Yes, especially in the people who are today between 20 and 40 years old. Because they were born during the regime years. They were brainwashed. The Jews are evil, they are all Zionists, they are killing Palestinians, they are stealing the land and all this stuff. There needs to be an education campaign in all the media to inform the people. I was told by ministers that my work and my appearances on Libyan TV have already helped to raise awareness. People start to realise that Jews have lived in Libya for a long time.
When you see the situation of the country, the chaos and the civil war, the extremism and anti-Semitism, do you regret your support for the revolution in 2011?
Supporting a revolution against a dictatorship is always right. But at the same time there is a sentiment also in Libyans today who just want safety and stability. People leave their houses in the morning not knowing whether they can return at night. I do not think Libya is ready for a perfect democracy at this stage, maybe for something like in Morocco but not like in Europe.
How can you have this view when you are assisting in drafting the new democratic constitution?
People have been dealing with it already for six years. Officially all of them want democracy, but under the table they are sabotaging the process. Also, Germany’s efforts and the diplomatic meetings in Berlin will not go anywhere unless one strong Libyan leader emerges. Libya needs someone who is accepted by all sides. The matter can be sorted out only by a Libyan who knows the language, the mentality, the mood and the way of thinking.
Raphael Luzon (65) was 13 years old when he and his family had to flee Libya.

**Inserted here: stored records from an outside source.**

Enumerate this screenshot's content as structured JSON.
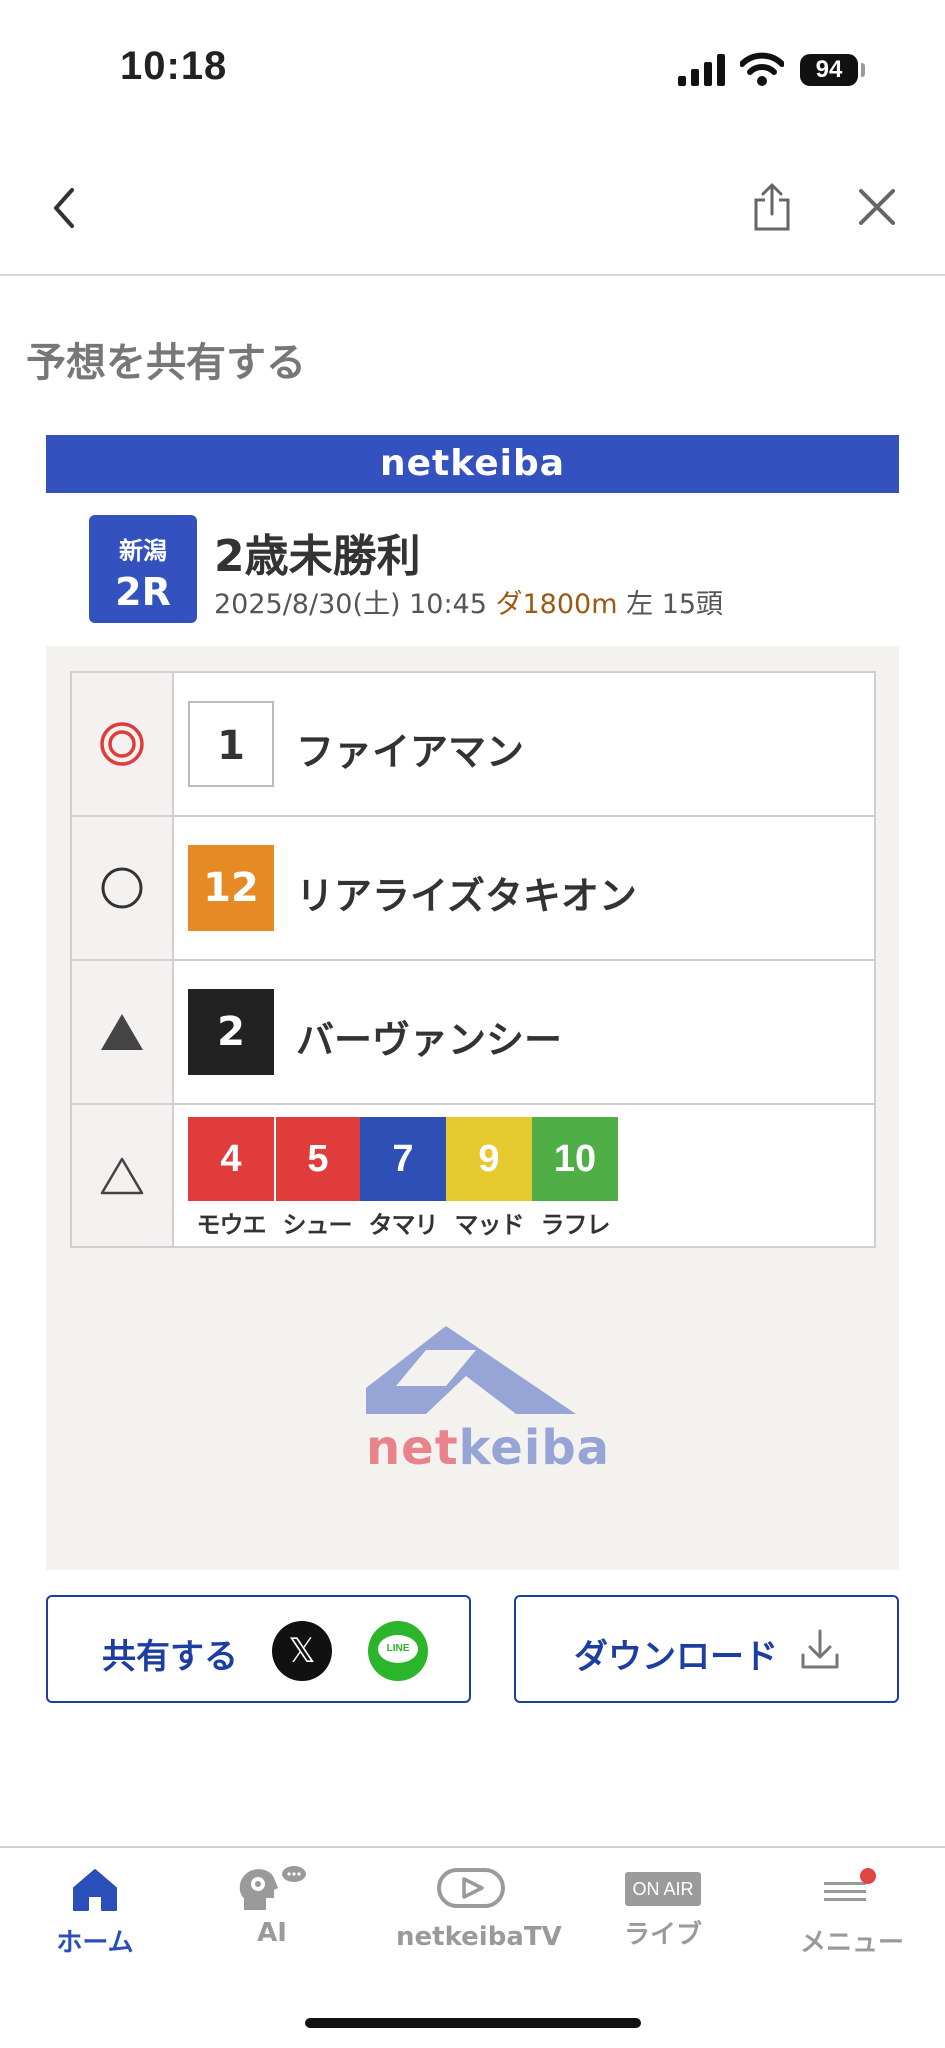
{
  "status_bar": {
    "time": "10:18",
    "battery": "94"
  },
  "page": {
    "heading": "予想を共有する"
  },
  "card": {
    "header_logo": "netkeiba",
    "race": {
      "venue": "新潟",
      "race_no": "2R",
      "title": "2歳未勝利",
      "datetime": "2025/8/30(土) 10:45",
      "course": "ダ1800m",
      "direction": "左",
      "runners": "15頭"
    },
    "predictions": [
      {
        "mark": "double-circle",
        "number": "1",
        "name": "ファイアマン",
        "bg": "#ffffff",
        "fg": "#333333"
      },
      {
        "mark": "circle",
        "number": "12",
        "name": "リアライズタキオン",
        "bg": "#e68a25",
        "fg": "#ffffff"
      },
      {
        "mark": "filled-triangle",
        "number": "2",
        "name": "バーヴァンシー",
        "bg": "#222222",
        "fg": "#ffffff"
      }
    ],
    "delta_picks": [
      {
        "number": "4",
        "name": "モウエ",
        "bg": "#e03c3c"
      },
      {
        "number": "5",
        "name": "シュー",
        "bg": "#e03c3c"
      },
      {
        "number": "7",
        "name": "タマリ",
        "bg": "#2e4fb5"
      },
      {
        "number": "9",
        "name": "マッド",
        "bg": "#e6c82f"
      },
      {
        "number": "10",
        "name": "ラフレ",
        "bg": "#4fae45"
      }
    ],
    "footer_logo": {
      "part1": "net",
      "part2": "keiba"
    }
  },
  "actions": {
    "share_label": "共有する",
    "x_label": "𝕏",
    "line_label": "LINE",
    "download_label": "ダウンロード"
  },
  "tab_bar": {
    "items": [
      {
        "label": "ホーム",
        "icon": "home-icon"
      },
      {
        "label": "AI",
        "icon": "ai-icon"
      },
      {
        "label": "netkeibaTV",
        "icon": "play-icon"
      },
      {
        "label": "ライブ",
        "icon": "on-air-icon",
        "badge_text": "ON AIR"
      },
      {
        "label": "メニュー",
        "icon": "menu-icon"
      }
    ]
  },
  "colors": {
    "brand_blue": "#3451c0",
    "button_blue": "#1c3da2",
    "mark_red": "#e03c3c"
  }
}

Today he lives in London and heads the Union of Libyan Jews with roughly 2,000 members.